Activity - For every line below, restate it exactly and drop the images.

--- START ---

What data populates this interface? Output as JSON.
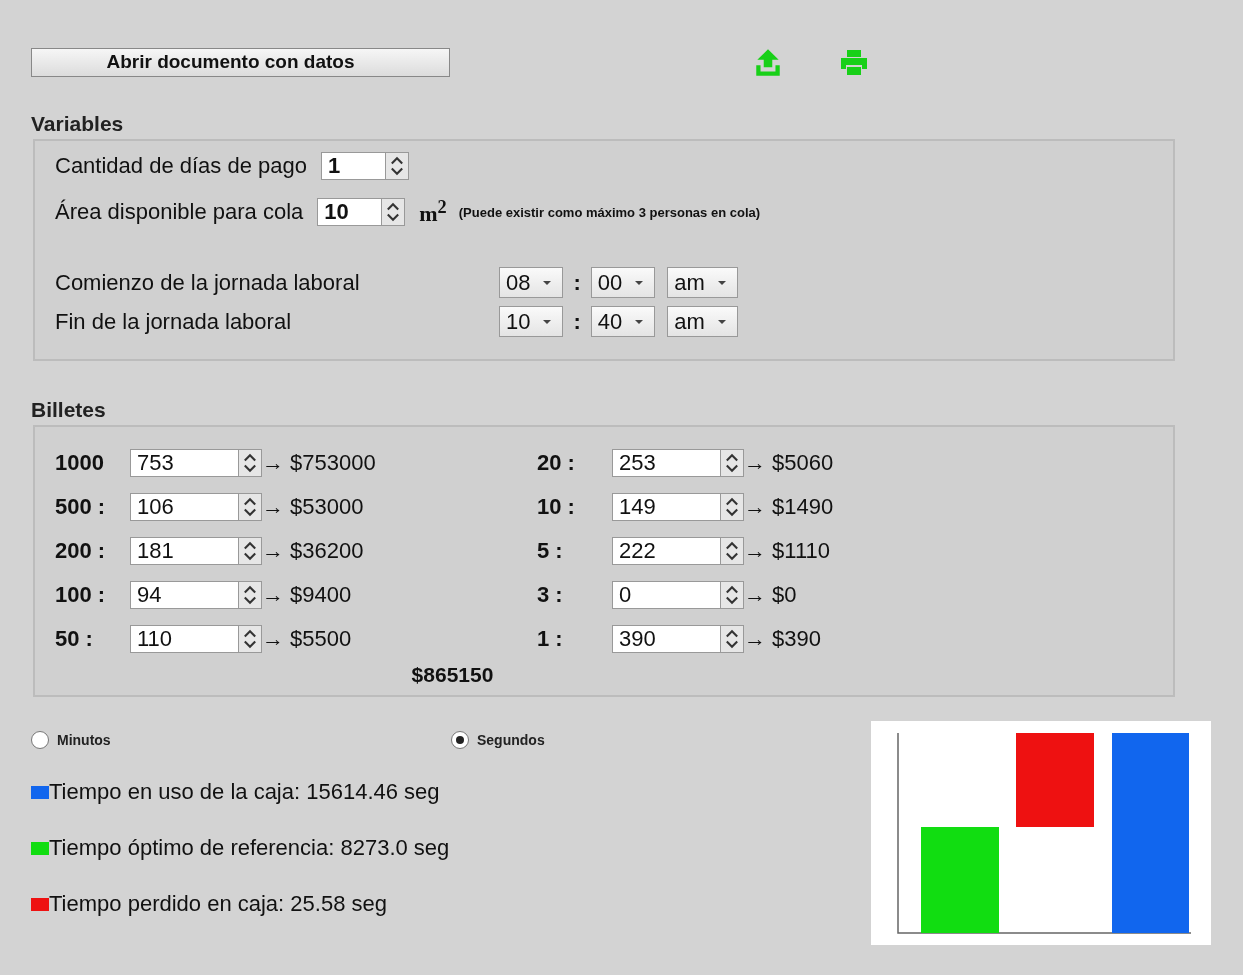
{
  "open_button": "Abrir documento con datos",
  "variables": {
    "title": "Variables",
    "payment_days": {
      "label": "Cantidad de días de pago",
      "value": "1"
    },
    "queue_area": {
      "label": "Área disponible para cola",
      "value": "10",
      "unit": "m$^{2}$",
      "note": "(Puede existir como máximo 3 personas en cola)"
    },
    "times": [
      {
        "label": "Comienzo de la jornada laboral",
        "hour": "08",
        "separator": ":",
        "minute": "00",
        "period": "am"
      },
      {
        "label": "Fin de la jornada laboral",
        "hour": "10",
        "separator": ":",
        "minute": "40",
        "period": "am"
      }
    ]
  },
  "bills": {
    "title": "Billetes",
    "columns": [
      [
        {
          "label": "1000",
          "value": "753",
          "result": "→ $753000"
        },
        {
          "label": "500 :",
          "value": "106",
          "result": "→ $53000"
        },
        {
          "label": "200 :",
          "value": "181",
          "result": "→ $36200"
        },
        {
          "label": "100 :",
          "value": "94",
          "result": "→ $9400"
        },
        {
          "label": "50 :",
          "value": "110",
          "result": "→ $5500"
        }
      ],
      [
        {
          "label": "20 :",
          "value": "253",
          "result": "→ $5060"
        },
        {
          "label": "10 :",
          "value": "149",
          "result": "→ $1490"
        },
        {
          "label": "5 :",
          "value": "222",
          "result": "→ $1110"
        },
        {
          "label": "3 :",
          "value": "0",
          "result": "→ $0"
        },
        {
          "label": "1 :",
          "value": "390",
          "result": "→ $390"
        }
      ]
    ],
    "total": "$865150"
  },
  "units": [
    {
      "label": "Minutos",
      "selected": false
    },
    {
      "label": "Segundos",
      "selected": true
    }
  ],
  "legend": [
    {
      "text": "Tiempo en uso de la caja: 15614.46 seg",
      "color": "#1166ee"
    },
    {
      "text": "Tiempo óptimo de referencia: 8273.0 seg",
      "color": "#11dd11"
    },
    {
      "text": "Tiempo perdido en caja: 25.58 seg",
      "color": "#ee1111"
    }
  ]
}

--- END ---

Written solution -
What data populates this interface? Output as JSON.
{
  "open_button": "Abrir documento con datos",
  "variables": {
    "title": "Variables",
    "payment_days": {
      "label": "Cantidad de días de pago",
      "value": "1"
    },
    "queue_area": {
      "label": "Área disponible para cola",
      "value": "10",
      "unit": "m$^{2}$",
      "note": "(Puede existir como máximo 3 personas en cola)"
    },
    "times": [
      {
        "label": "Comienzo de la jornada laboral",
        "hour": "08",
        "separator": ":",
        "minute": "00",
        "period": "am"
      },
      {
        "label": "Fin de la jornada laboral",
        "hour": "10",
        "separator": ":",
        "minute": "40",
        "period": "am"
      }
    ]
  },
  "bills": {
    "title": "Billetes",
    "columns": [
      [
        {
          "label": "1000",
          "value": "753",
          "result": "→ $753000"
        },
        {
          "label": "500 :",
          "value": "106",
          "result": "→ $53000"
        },
        {
          "label": "200 :",
          "value": "181",
          "result": "→ $36200"
        },
        {
          "label": "100 :",
          "value": "94",
          "result": "→ $9400"
        },
        {
          "label": "50 :",
          "value": "110",
          "result": "→ $5500"
        }
      ],
      [
        {
          "label": "20 :",
          "value": "253",
          "result": "→ $5060"
        },
        {
          "label": "10 :",
          "value": "149",
          "result": "→ $1490"
        },
        {
          "label": "5 :",
          "value": "222",
          "result": "→ $1110"
        },
        {
          "label": "3 :",
          "value": "0",
          "result": "→ $0"
        },
        {
          "label": "1 :",
          "value": "390",
          "result": "→ $390"
        }
      ]
    ],
    "total": "$865150"
  },
  "units": [
    {
      "label": "Minutos",
      "selected": false
    },
    {
      "label": "Segundos",
      "selected": true
    }
  ],
  "legend": [
    {
      "text": "Tiempo en uso de la caja: 15614.46 seg",
      "color": "#1166ee"
    },
    {
      "text": "Tiempo óptimo de referencia: 8273.0 seg",
      "color": "#11dd11"
    },
    {
      "text": "Tiempo perdido en caja: 25.58 seg",
      "color": "#ee1111"
    }
  ]
}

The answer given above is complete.